As anyone in business knows, getting the right person for the right job is just one half of the battle. The other half is keeping good talent. According to Stack Overflow there is 1 developer for every 5 vacancies globally.
While retention of talent is an industry-wide problem, it’s particularly problematic in technology. From software companies to start-ups, the tech industry has the highest turnover of staff – up to 15.5 per cent in gaming and 14.9 per cent in Internet, compared to the national average of 10.9 per cent.
So, why is tech-turnover so high? High demand and rising salaries in a competitive industry are said to be major factors. This is also an ever-changing market, which can struggle to keep up with the digital skills shortage.
The good news is that there are job retention strategies that organisations can action in order to retain tech talent within business. From competitive perks to well-considered benefits, here’s some of the most successful techniques companies can adopt.
While employees must be compensated adequately, money alone is not an employee motivator. All the added benefits of working for a company contribute to the overall value. This is why it’s important to listen to your workforce and reflect a benefits package that retains tech talent. A common misconception in trendy companies is for perks to include free breakfasts, games rooms and laundry services. Sure, they all help, but are not long-term motivators.
Instead, ask your colleagues what perks they’d like to see, what their friends might have in their workplace, or what motivates them personally. It might be as simple as allowing sabbaticals for long-service employees, or days off to undertake charity work, or even being able to collect travel rewards for flying with certain airlines, instead of the company cashing them in. Taking the time to actively listen to your staff can lead to improved satisfaction levels, work culture and productivity, all resulting in lower turnover.
We’ve established that money isn’t a motivator for employees, however, if you don’t remain competitive, you will lose good staff. Research by COI found that two-thirds of IT workers weren’t happy with their salaries, the majority of which are millennials – arguably a vital market for the fast-paced tech industry.

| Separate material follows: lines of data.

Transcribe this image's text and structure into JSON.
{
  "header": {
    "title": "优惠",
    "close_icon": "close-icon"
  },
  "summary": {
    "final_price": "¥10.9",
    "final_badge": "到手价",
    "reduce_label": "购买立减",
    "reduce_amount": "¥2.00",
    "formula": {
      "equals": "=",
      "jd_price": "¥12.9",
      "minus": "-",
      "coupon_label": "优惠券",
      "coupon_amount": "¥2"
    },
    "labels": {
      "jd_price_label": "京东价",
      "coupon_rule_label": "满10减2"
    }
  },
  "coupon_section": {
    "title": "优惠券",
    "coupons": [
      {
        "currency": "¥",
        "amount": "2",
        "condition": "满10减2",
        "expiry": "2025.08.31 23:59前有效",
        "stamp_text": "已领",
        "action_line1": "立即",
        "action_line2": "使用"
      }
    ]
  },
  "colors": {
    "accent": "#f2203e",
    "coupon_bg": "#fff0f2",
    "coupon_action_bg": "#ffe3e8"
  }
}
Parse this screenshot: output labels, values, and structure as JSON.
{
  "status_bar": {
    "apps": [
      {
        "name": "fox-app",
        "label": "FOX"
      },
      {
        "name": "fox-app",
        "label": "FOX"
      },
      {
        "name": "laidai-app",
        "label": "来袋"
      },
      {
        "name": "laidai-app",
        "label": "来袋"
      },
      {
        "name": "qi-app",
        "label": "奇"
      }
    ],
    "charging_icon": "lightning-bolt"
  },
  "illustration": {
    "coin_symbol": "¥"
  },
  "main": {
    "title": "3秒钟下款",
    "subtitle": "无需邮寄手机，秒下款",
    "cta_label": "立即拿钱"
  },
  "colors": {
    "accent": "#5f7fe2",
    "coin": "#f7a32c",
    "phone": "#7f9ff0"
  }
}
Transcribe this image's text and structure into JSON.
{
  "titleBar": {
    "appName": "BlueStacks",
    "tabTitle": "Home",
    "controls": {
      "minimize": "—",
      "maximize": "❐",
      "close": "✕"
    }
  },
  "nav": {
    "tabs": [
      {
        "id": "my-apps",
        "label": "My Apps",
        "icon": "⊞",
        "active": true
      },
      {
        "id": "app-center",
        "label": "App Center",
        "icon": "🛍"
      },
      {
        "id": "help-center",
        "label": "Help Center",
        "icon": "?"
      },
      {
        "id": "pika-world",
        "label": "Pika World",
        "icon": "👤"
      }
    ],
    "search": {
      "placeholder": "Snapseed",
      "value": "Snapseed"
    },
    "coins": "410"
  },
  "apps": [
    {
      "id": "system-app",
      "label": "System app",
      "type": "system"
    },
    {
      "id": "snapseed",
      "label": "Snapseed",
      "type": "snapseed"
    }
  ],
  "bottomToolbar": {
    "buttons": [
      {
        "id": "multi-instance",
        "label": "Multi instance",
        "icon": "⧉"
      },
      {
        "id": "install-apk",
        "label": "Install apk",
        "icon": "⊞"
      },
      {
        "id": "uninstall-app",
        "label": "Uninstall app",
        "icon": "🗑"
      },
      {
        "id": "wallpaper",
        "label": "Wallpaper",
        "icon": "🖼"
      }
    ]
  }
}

To retain staff, organisations can look to industry bodies to salary check and benchmark against the industry standard, including bonuses and perks.
The tech industry prides itself on setting trends and being at the forefront of change. Flexible working is an important part of working culture and one that is integral to the IT industry, which is anything but nine-to-five.
Also, with more working mothers than ever before, it shows that greater job flexibility is a significant perk that the industry needs to pay more attention to, in order to hold on to its tech talent.
Offering training, courses and personal development projects to employees shows your commitment to them as long-term team members. The Body Shop pays its staff for five volunteering days a year, as part of their giving-back ethos. Of course, training is fully expected as part of personal development. A smart way to pitch this to employees is to offer them a training allowance, with a set amount of ‘training days’ to use at their discretion. Offering this trust and investment in your staff shows that you value their contribution and are committed to their future in the company.
One of the best ways to retain staff is by promoting them. After all, being overlooked for promotion is a sure-fire way to get rid of good staff. Where possible, always look internally first to hire senior-level positions. It’s the best PR a company can do for itself to demonstrate the value it places on its workforce. It is after all, much better to keep good staff than lose them to a competitor!
There you have it, five essential job retention strategies to implement in your tech business today, to start demonstrating the value of your staff.
Managing Director, TalentHub